Wednesday, July 23, 2008
Tuesday, July 22, 2008
I've blogged about this project before (click here), but the news media is now announcing that it is imminent (click here). Codex Sinaiticus (imaged above, click to enlarge) is coming online this Thursday, at least some significant initial parts of it. High resolution images of the Gospel of Mark, "several Old Testament books," and notes on the work made over centuries will appear on www.codex-sinaiticus.net as a first step towards publishing the entire manuscript online by next July. To access the site (after July 24 when it goes live), click here.
Monday, July 21, 2008
Have you every wondered why biblical scholars write so many commentaries on biblical books? Prof. Alan Lenzi has some very interesting reflections on the question over on his blog (click here).
I'm sure it's true that much commentary writing is just the field re-writing itself on a cyclical basis---and the cycles seem to be getting shorter all the time! Makes you wonder if all your efforts as an author will really be remembered for long! On the other hand, I think of many useful commentaries that have appeared since I was in divinity school, that the church and the guild really are the richer for.

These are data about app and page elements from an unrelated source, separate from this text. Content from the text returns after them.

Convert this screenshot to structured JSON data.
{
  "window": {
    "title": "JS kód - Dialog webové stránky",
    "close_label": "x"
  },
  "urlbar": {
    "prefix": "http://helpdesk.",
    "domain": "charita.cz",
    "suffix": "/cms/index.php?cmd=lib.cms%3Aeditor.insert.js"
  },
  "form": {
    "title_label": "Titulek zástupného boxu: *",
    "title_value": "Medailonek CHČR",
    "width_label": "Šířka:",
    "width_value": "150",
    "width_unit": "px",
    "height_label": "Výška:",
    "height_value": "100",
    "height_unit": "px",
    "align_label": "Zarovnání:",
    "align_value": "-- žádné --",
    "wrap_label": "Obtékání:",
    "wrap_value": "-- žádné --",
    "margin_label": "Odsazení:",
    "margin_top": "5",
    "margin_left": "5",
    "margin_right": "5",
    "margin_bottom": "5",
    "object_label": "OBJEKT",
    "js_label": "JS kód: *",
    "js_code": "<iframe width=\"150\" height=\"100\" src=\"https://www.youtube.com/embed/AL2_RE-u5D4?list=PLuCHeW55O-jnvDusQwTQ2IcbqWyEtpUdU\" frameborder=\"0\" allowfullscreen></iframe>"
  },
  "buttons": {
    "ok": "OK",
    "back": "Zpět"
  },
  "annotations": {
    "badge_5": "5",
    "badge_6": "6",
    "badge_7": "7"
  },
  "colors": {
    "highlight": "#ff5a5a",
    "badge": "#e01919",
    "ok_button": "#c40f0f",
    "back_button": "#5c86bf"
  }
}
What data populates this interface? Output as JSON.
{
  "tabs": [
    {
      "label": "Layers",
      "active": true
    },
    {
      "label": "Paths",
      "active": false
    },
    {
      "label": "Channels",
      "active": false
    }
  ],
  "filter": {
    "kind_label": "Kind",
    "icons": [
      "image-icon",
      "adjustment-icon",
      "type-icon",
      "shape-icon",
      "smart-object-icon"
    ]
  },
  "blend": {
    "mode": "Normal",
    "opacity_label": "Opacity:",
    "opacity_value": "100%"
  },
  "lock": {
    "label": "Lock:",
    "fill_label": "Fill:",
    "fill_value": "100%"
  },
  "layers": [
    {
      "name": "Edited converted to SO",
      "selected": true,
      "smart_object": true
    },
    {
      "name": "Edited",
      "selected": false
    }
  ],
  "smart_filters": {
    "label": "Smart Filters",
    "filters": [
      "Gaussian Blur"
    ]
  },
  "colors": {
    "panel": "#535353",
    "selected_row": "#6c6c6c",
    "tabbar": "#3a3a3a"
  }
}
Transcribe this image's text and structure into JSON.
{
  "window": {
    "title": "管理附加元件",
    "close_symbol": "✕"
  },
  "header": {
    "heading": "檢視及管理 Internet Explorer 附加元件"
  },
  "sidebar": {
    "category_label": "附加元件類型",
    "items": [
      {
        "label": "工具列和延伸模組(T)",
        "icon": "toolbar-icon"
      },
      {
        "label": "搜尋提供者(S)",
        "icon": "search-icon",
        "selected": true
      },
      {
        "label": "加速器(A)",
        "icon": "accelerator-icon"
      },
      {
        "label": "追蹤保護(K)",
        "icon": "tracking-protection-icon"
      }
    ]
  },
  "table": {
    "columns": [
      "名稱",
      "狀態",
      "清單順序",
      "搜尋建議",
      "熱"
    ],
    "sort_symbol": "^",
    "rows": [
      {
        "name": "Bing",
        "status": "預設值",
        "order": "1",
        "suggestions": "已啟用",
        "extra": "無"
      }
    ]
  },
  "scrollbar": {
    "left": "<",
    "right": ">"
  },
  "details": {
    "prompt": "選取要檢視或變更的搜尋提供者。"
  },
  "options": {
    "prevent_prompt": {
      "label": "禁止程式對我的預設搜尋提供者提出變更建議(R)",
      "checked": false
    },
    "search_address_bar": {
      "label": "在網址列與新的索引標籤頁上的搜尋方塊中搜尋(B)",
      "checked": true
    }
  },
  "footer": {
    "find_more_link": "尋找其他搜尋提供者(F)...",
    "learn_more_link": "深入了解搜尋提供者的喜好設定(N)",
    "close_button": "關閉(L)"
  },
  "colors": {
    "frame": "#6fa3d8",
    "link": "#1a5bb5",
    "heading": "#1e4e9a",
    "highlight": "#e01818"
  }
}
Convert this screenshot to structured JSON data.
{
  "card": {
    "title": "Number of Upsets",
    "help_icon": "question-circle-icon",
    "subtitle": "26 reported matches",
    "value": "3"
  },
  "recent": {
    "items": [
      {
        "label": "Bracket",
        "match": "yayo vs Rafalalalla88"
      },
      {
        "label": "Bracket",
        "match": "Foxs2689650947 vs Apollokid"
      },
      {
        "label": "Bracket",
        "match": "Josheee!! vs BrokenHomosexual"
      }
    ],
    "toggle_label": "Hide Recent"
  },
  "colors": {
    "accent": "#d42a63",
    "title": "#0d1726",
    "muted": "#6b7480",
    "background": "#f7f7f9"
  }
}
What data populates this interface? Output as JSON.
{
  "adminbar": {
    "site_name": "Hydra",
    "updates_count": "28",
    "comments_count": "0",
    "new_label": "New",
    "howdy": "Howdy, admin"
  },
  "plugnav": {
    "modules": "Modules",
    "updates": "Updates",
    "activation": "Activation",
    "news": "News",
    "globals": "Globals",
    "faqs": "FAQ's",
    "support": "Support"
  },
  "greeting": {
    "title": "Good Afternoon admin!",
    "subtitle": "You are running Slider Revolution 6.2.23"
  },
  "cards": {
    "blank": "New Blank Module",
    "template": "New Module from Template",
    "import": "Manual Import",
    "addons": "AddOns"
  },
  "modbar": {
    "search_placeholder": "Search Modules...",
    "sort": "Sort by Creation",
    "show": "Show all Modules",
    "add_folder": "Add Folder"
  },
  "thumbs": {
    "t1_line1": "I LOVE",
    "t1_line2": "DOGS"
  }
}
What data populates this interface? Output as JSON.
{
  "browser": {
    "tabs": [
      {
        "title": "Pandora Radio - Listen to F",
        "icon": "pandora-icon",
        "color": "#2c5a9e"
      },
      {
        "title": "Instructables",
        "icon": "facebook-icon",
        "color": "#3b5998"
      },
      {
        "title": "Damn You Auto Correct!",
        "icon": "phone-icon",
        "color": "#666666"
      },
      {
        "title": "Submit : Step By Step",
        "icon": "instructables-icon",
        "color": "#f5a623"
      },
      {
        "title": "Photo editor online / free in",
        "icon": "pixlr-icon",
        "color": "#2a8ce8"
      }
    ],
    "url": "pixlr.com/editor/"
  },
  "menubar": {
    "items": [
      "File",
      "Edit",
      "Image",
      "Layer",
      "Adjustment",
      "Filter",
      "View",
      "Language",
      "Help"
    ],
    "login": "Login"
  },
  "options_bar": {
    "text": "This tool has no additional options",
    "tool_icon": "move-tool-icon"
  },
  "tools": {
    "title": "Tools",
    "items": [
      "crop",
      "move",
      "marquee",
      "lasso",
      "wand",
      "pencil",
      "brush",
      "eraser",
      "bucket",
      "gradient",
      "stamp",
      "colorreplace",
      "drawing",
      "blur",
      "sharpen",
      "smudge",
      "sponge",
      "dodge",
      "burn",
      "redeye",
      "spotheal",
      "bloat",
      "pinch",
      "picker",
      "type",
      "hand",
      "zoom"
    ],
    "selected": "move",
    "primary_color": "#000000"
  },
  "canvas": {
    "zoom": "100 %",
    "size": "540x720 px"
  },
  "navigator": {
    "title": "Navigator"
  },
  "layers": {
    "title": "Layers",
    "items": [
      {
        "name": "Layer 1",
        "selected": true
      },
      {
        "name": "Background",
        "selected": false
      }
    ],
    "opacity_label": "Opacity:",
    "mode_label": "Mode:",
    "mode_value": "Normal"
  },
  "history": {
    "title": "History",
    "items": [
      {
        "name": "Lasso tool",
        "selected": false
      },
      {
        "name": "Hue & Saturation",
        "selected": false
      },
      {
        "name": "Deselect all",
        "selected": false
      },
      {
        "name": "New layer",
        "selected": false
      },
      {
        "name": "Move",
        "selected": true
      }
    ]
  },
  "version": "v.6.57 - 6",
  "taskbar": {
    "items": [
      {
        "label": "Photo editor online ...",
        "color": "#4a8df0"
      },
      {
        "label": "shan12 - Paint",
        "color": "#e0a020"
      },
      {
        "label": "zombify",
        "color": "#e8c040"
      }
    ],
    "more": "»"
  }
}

Sunday, July 20, 2008
Qumran Visualization, Post 5: The Dining Hall (Meals at Qumran)
First are two photos from my own slide-collection of the Qumran Dining Area and Pantry. Following is an image of the reconstruced Dining Area and an image of the pantry from the Visualization Project and then the new YouTube video of "Meals at Qumran" from the project. The video takes you into the dining area from a locale near the flour mill. You also get to walk into the pantry to see its two chambers and some of the pottery.
Saturday, July 19, 2008
Qumran Visualization, Post 4: The Scriptorium
First are two photos from my own slide-collection of the Qumran Scriptorium. All that is left of course are the walls of the ground-floor section of the building. At the bottom of the post is the newly available YouTube video of the reconstructed scriptorium, which clearly shows how much more there was to the building than can now be seen.
Thursday, July 17, 2008
Qumran Visualization, Post 3: The Miqvah at Locus 117
Qumran Visualization, Post 2: The Pottery Workshop
Now, here is the project's view of the locus 64 and 84 ovens/kilns at Qumran, facing directly north.
Wednesday, July 16, 2008
Virtual Qumran (Short Video)
To download this move as a 194 MB file (.mov), which will take about 15 minutes over a high speed connection, right-click here.
Monday, July 14, 2008
Update on Sudan 2008 Mission
Our VTS student teacher on the scene, Clarisse has proven to be a superb teacher, loved by her students because of her unswerving diligence in trying to make sure every student gets what they need. From dawn to dusk she has been preparing lessons, teaching, giving special tutoring, grading papers, and just generally being indispensable. She has had a great presence and Peter and Ellen have found a wonderful traveling companion.
Thursday, July 10, 2008
Gabriel's Vision and the "Wicked Branch" / Anti-Messiah
Given the importance of this keyword "Branch" in Zechariah (Zech 3:8; 6:12), the appearance of the language reinforces all the ties to Zechariah in the Gabriel's Vision text. It also suggests the authors of the vision were well aware of the logic of Zechariah, who speaks not only of a Messiah but also of the figure's archetypal shadow, a coming "worthless" ruler who "devours flesh" and "tears off hoofs" (Zech 11:15-17). The mounting messianic fervor of Zechariah brought this shadow to consciousness. It seems very likely to me that the authors of Gabriel's Vision put two and two together and designated this shadow figure of Zechariah the "evil Branch," a term not specifically used in Zechariah.
Knohl notes a somewhat related reference to a "tree of evil" in a Qumran document that also mentions a Messiah (4Q Narrative A [4Q458]). Commenting on the nature of the "Evil Branch," Knohl writes, "The Antichrist is duplicitous, presenting himself as Messiah and Redeemer while actually being the devil’s spawn who comes to corrupt and lead astray."
Wednesday, July 09, 2008
Messianism Before Christ: Gabriel's Revelation
Tuesday, July 08, 2008
Church of England Synod Votes to Support Women Bishops
Monday, July 07, 2008
Sunday, July 06, 2008
AKMA Adam has accepted an appointment as Visiting Professor of New Testament at Duke Divinity School. He joined the Seabury faculty in 1999 after several years teaching New Testament at Princeton Theological Seminary. The author of numerous books and articles, Adam spent the academic year 2007-2008 as a resident Member of the Center of Theological Inquiry in Princeton, New Jersey.
Frank Yamada will remain nearby in his new position as Director of the Center for Asian American Ministry and Associate Professor of Hebrew Bible at McCormick Theological Seminary in Chicago. Since joining the Seabury faculty in 1999, he has been an active speaker and lecturer in both church and academy. He is author of a number of articles and commentary selections and recently published his first book, Configurations of Rape in the Hebrew Bible.